A committee of 13 staff members and parents from Woodriver Elementary School has formed to renew the campaign for cleaner air in the west side neighborhood that has been regularly smoked out in recent years.
The committee wrote to Gov. Sean Parnell, as well as other state and local officials, asking for help in ending the pollution problem at the school.
They said that although a smoke filter was installed at the start of 2011, smoke in the building and on the school grounds remains a problem.
“We need your help to stop the immediate pollution of our air by at least two outdoor wood burning hydronic boilers locate directly across the street from the Woodriver elementary campus,” they said.
“We have developed a smoke plan with the current principal to assure that staff reports of smoke are filed with the borough and the state,” the group said.
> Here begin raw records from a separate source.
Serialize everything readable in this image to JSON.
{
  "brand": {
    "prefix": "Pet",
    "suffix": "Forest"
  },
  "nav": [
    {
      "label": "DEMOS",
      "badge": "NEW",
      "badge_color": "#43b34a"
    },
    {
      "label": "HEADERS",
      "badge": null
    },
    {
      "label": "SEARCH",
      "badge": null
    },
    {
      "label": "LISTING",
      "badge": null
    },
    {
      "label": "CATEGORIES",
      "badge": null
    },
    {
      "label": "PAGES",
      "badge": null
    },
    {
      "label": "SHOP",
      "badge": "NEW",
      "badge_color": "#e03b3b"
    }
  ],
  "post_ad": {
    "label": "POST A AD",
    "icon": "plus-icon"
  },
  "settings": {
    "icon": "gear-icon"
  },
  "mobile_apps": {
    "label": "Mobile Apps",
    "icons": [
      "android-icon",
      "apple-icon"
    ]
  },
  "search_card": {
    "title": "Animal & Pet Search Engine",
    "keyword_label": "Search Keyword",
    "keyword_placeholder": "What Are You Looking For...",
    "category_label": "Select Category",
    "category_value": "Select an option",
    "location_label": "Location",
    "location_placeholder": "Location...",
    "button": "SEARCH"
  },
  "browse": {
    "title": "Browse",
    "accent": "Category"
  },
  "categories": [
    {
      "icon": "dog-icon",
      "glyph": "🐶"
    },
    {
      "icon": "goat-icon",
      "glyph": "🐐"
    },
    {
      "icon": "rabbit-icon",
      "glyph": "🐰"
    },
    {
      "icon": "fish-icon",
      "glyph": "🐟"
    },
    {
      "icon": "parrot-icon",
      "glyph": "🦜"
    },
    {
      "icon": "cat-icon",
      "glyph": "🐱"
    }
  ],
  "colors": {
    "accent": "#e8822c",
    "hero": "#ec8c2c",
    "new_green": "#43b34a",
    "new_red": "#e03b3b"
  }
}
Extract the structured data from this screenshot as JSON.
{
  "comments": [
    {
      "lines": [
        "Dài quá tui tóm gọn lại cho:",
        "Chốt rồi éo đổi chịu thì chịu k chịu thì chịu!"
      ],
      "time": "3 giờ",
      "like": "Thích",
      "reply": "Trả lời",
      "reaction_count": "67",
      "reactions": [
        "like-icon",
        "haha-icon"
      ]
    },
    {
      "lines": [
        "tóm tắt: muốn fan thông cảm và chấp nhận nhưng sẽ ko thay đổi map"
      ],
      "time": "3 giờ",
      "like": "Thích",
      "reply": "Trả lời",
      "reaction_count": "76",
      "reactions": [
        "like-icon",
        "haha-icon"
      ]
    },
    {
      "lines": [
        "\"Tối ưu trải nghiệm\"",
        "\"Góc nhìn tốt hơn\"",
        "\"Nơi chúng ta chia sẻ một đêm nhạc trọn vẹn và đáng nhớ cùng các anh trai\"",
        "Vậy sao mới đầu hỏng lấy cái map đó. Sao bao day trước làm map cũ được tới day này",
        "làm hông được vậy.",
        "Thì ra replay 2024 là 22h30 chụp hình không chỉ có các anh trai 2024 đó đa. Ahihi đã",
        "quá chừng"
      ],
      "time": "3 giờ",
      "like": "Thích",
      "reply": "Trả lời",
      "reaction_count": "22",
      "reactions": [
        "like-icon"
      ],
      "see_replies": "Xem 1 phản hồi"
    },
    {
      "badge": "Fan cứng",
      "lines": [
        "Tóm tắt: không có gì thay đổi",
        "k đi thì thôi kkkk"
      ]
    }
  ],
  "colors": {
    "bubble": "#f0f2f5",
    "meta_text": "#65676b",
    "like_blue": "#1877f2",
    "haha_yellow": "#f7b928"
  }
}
“The students and staff of Woodriver Elementary School have the right to breathe clean air. When will the assault on our health stop?”
They asked for responses from public officials with details of what steps they plan to take.
Meanwhile, there are two neighborhood air quality meetings set for next few days near schools that have had high pollution levels reported on daily runs that are taken by a vehicle equipped with a pollution monitor.
The first meeting is to be Tuesday at 6 p.m. at the Watershed Charter School near the airport, while the second is to be Wednesday at 6 p.m. at Nordale Elementary School.
The daily runs show that the level of particulate pollution varies widely from neighborhood to neighborhood. It’s clear to me that more monitors are needed and it should be a borough and state priority to get monitors in place and publicize the daily results. We need to follow the example of the U.S. embassy in Shanghai, which has a 24-hour Twitter feed reporting the level of particulate pollution, which has often been lower there than it has been in Fairbanks this winter.
The results of the daily runs past local schools should be publicized and become part of the discussion about Fairbanks air quality.
On Friday, for instance, the pollution levels at local schools ranged from 4 at Woodriver and University Park to 49 micrograms per cubic meter at the Watershed Charter School.
The second highest level was at Nordale, 38 micrograms per cubic meter. The results of the North Pole run were not available.
On Thursday, a high pollution day, the level at Watershed reached 104 micrograms, the highest for any local school, followed by 58 at Ticausk Brown, 54 at Badger Road, 52 at Nordale, 48 at North Pole Middle, 44 at North Pole Elementary, 43 at Woodriver and 39 at North Pole High. The cleanest air was at Howard Luke and University Park, where the levels were 4 micrograms per cubic meter.